* PROMPT *
Below are the entries; state how many of their lines contain the string "this", and nothing more.

* TASK MATERIAL *
• • •

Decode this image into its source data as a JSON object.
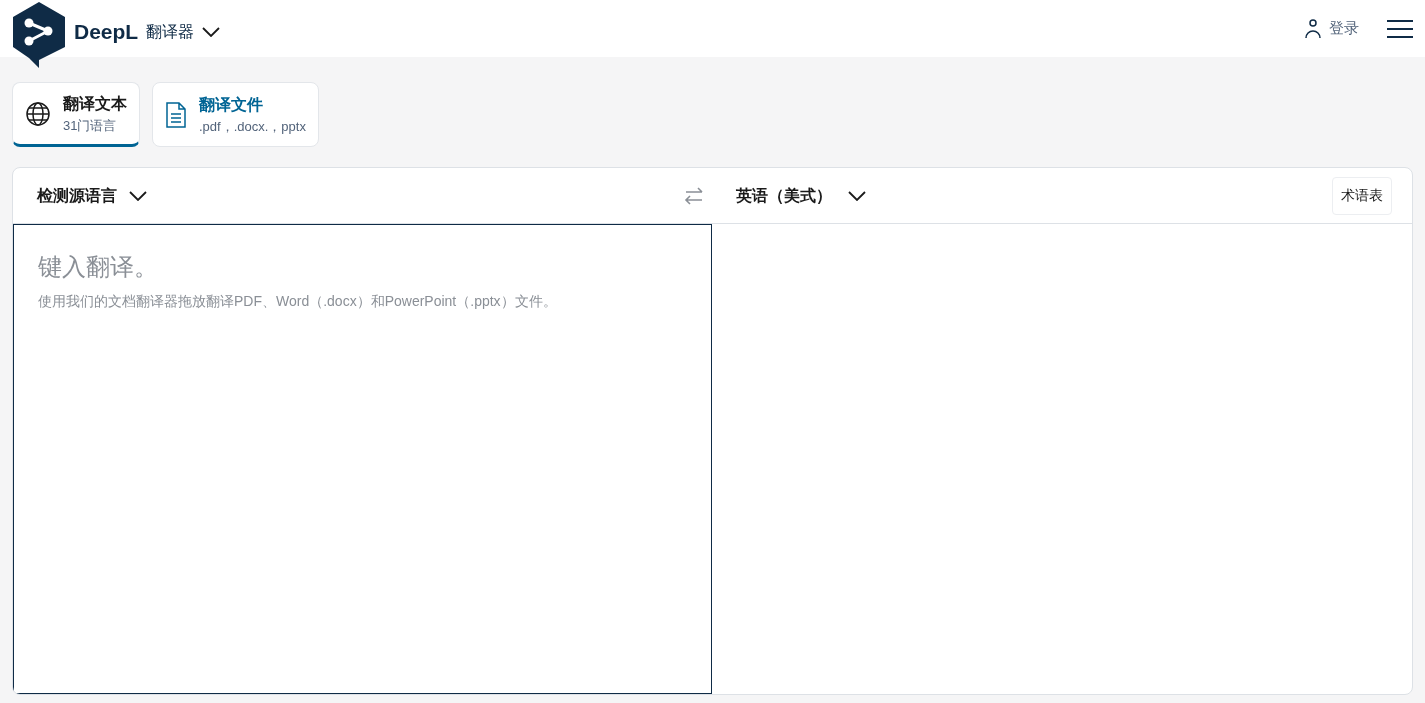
{
  "header": {
    "brand": "DeepL",
    "product": "翻译器",
    "login": "登录"
  },
  "tabs": [
    {
      "kind": "text",
      "title": "翻译文本",
      "subtitle": "31门语言",
      "selected": true
    },
    {
      "kind": "file",
      "title": "翻译文件",
      "subtitle": ".pdf，.docx.，pptx",
      "selected": false
    }
  ],
  "translator": {
    "source_language": "检测源语言",
    "target_language": "英语（美式）",
    "glossary": "术语表",
    "source": {
      "placeholder": "键入翻译。",
      "hint": "使用我们的文档翻译器拖放翻译PDF、Word（.docx）和PowerPoint（.pptx）文件。"
    }
  }
}
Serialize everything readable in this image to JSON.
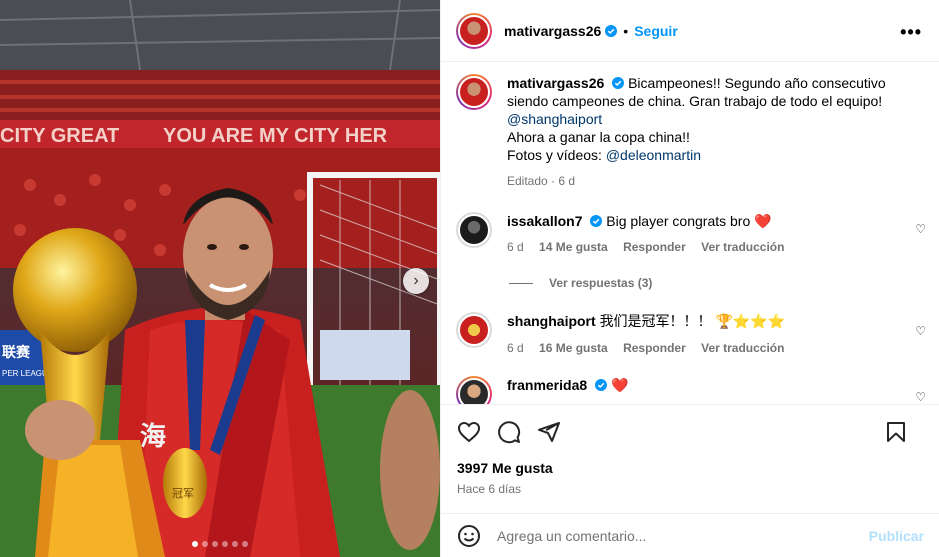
{
  "post": {
    "author": "mativargass26",
    "follow_label": "Seguir",
    "separator": "•",
    "more_icon": "•••"
  },
  "photo": {
    "banner_left": "CITY GREAT",
    "banner_right": "YOU ARE MY CITY HER",
    "jersey_text": "海",
    "medal_text": "冠军",
    "board_text": "联赛",
    "board_sub": "PER LEAGUE",
    "carousel_count": 6,
    "carousel_active_index": 0
  },
  "caption": {
    "username": "mativargass26",
    "line1": "Bicampeones!! Segundo año consecutivo siendo campeones de china. Gran trabajo de todo el equipo!",
    "mention1": "@shanghaiport",
    "line2": "Ahora a ganar la copa china!!",
    "line3_prefix": "Fotos y vídeos: ",
    "mention2": "@deleonmartin",
    "meta": "Editado · 6 d"
  },
  "comments": [
    {
      "username": "issakallon7",
      "text": "Big player congrats bro",
      "emoji": "❤️",
      "time": "6 d",
      "likes": "14 Me gusta",
      "reply": "Responder",
      "translate": "Ver traducción"
    },
    {
      "username": "shanghaiport",
      "text": "我们是冠军！！！",
      "emoji": "🏆⭐⭐⭐",
      "time": "6 d",
      "likes": "16 Me gusta",
      "reply": "Responder",
      "translate": "Ver traducción"
    },
    {
      "username": "franmerida8",
      "text": "",
      "emoji": "❤️"
    }
  ],
  "replies_label": "Ver respuestas (3)",
  "likes_count": "3997 Me gusta",
  "posted_ago": "Hace 6 días",
  "comment_box": {
    "placeholder": "Agrega un comentario...",
    "publish_label": "Publicar"
  },
  "colors": {
    "link": "#00376b",
    "follow": "#0095f6",
    "publish_disabled": "#b2dffc",
    "verified": "#0095f6",
    "heart": "#ed1c24"
  }
}
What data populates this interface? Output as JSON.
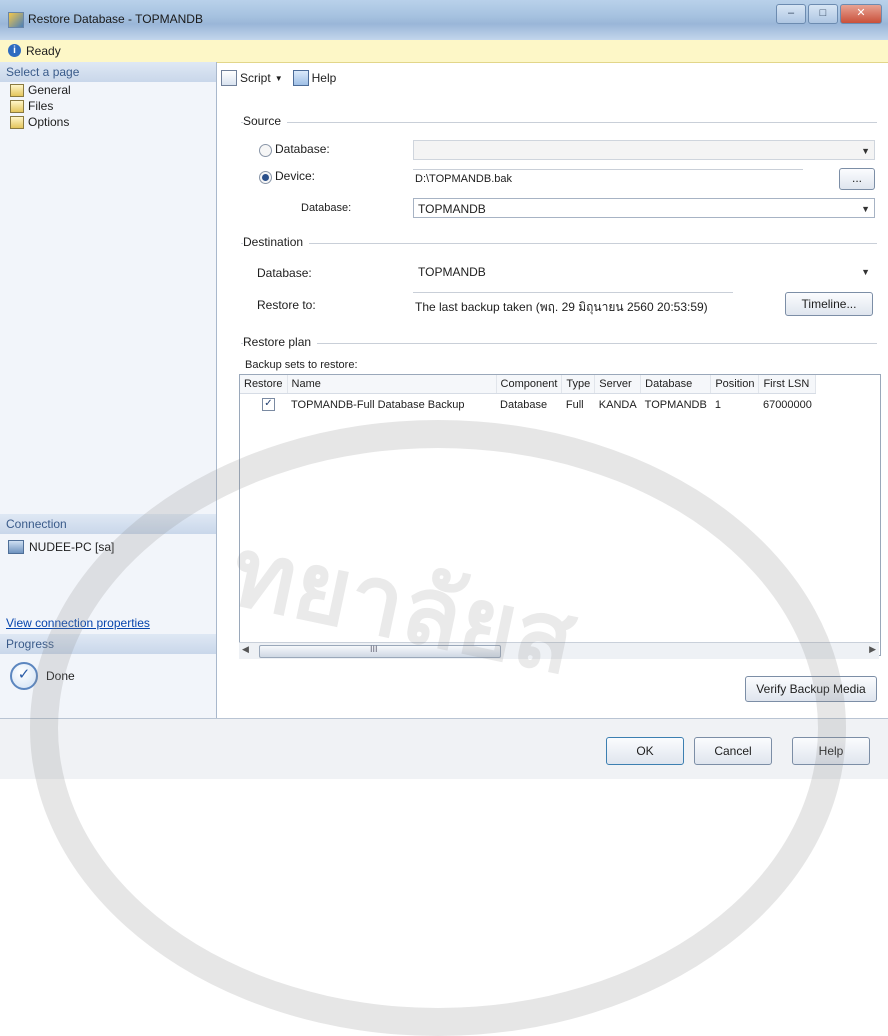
{
  "window": {
    "title": "Restore Database - TOPMANDB",
    "min": "–",
    "max": "□",
    "close": "✕"
  },
  "status": {
    "icon": "info-icon",
    "text": "Ready"
  },
  "left": {
    "select_page_header": "Select a page",
    "pages": [
      "General",
      "Files",
      "Options"
    ],
    "connection_header": "Connection",
    "connection_item": "NUDEE-PC [sa]",
    "view_connection": "View connection properties",
    "progress_header": "Progress",
    "progress_text": "Done"
  },
  "toolbar": {
    "script_label": "Script",
    "help_label": "Help"
  },
  "source": {
    "group_label": "Source",
    "database_radio": "Database:",
    "device_radio": "Device:",
    "device_value": "D:\\TOPMANDB.bak",
    "browse_button": "...",
    "database_label": "Database:",
    "database_value": "TOPMANDB"
  },
  "destination": {
    "group_label": "Destination",
    "database_label": "Database:",
    "database_value": "TOPMANDB",
    "restore_to_label": "Restore to:",
    "restore_to_value": "The last backup taken (พฤ. 29 มิถุนายน 2560 20:53:59)",
    "timeline_button": "Timeline..."
  },
  "restore_plan": {
    "group_label": "Restore plan",
    "backup_sets_label": "Backup sets to restore:",
    "columns": [
      "Restore",
      "Name",
      "Component",
      "Type",
      "Server",
      "Database",
      "Position",
      "First LSN"
    ],
    "rows": [
      {
        "restore": true,
        "name": "TOPMANDB-Full Database Backup",
        "component": "Database",
        "type": "Full",
        "server": "KANDA",
        "database": "TOPMANDB",
        "position": "1",
        "first_lsn": "67000000"
      }
    ],
    "scroll_mark": "III"
  },
  "buttons": {
    "verify": "Verify Backup Media",
    "ok": "OK",
    "cancel": "Cancel",
    "help": "Help"
  },
  "watermark_text": "ทยาลัยส"
}
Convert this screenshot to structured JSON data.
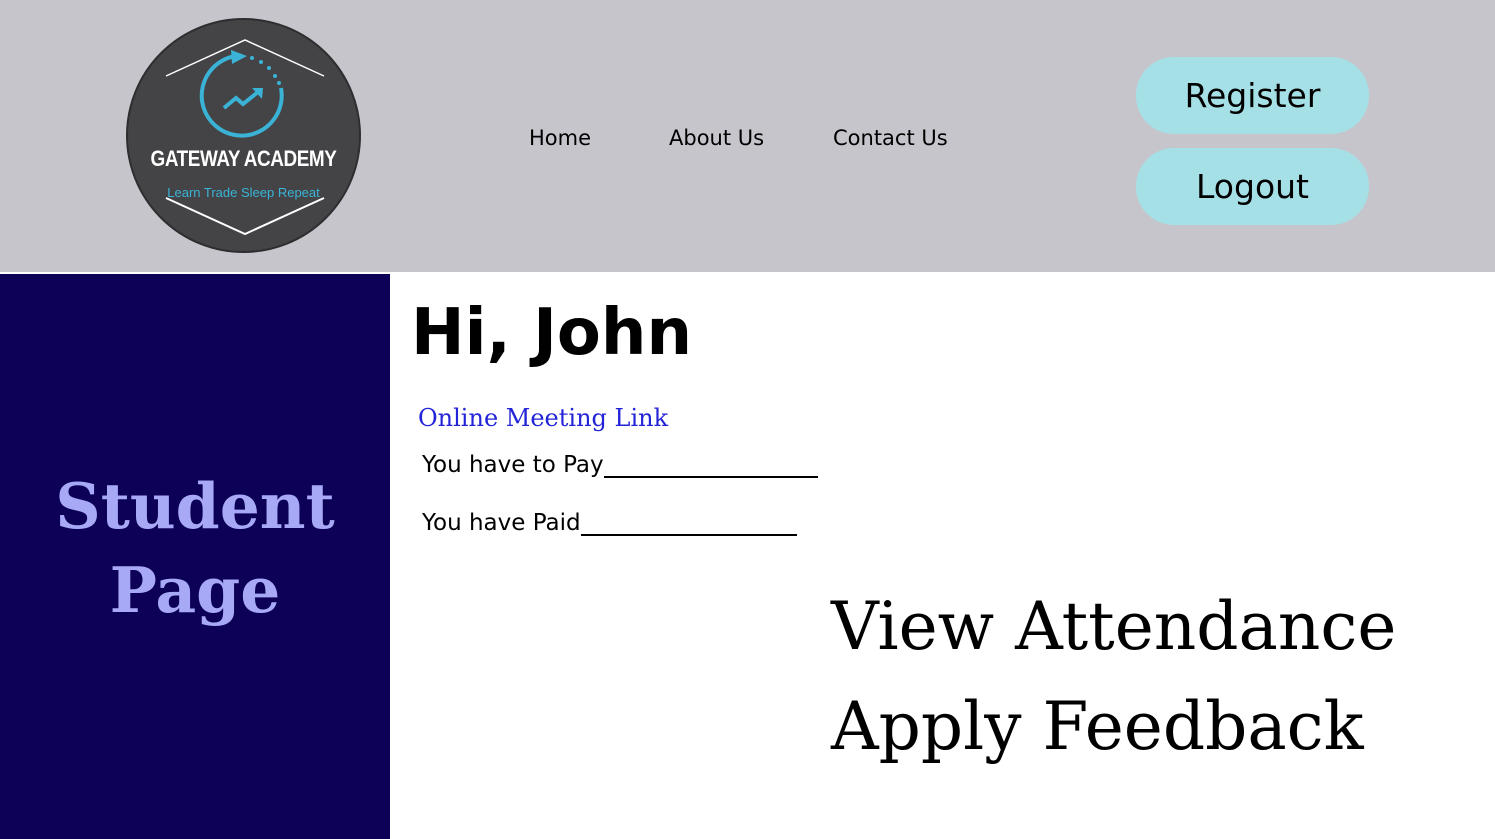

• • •

* TASK RESULT *
4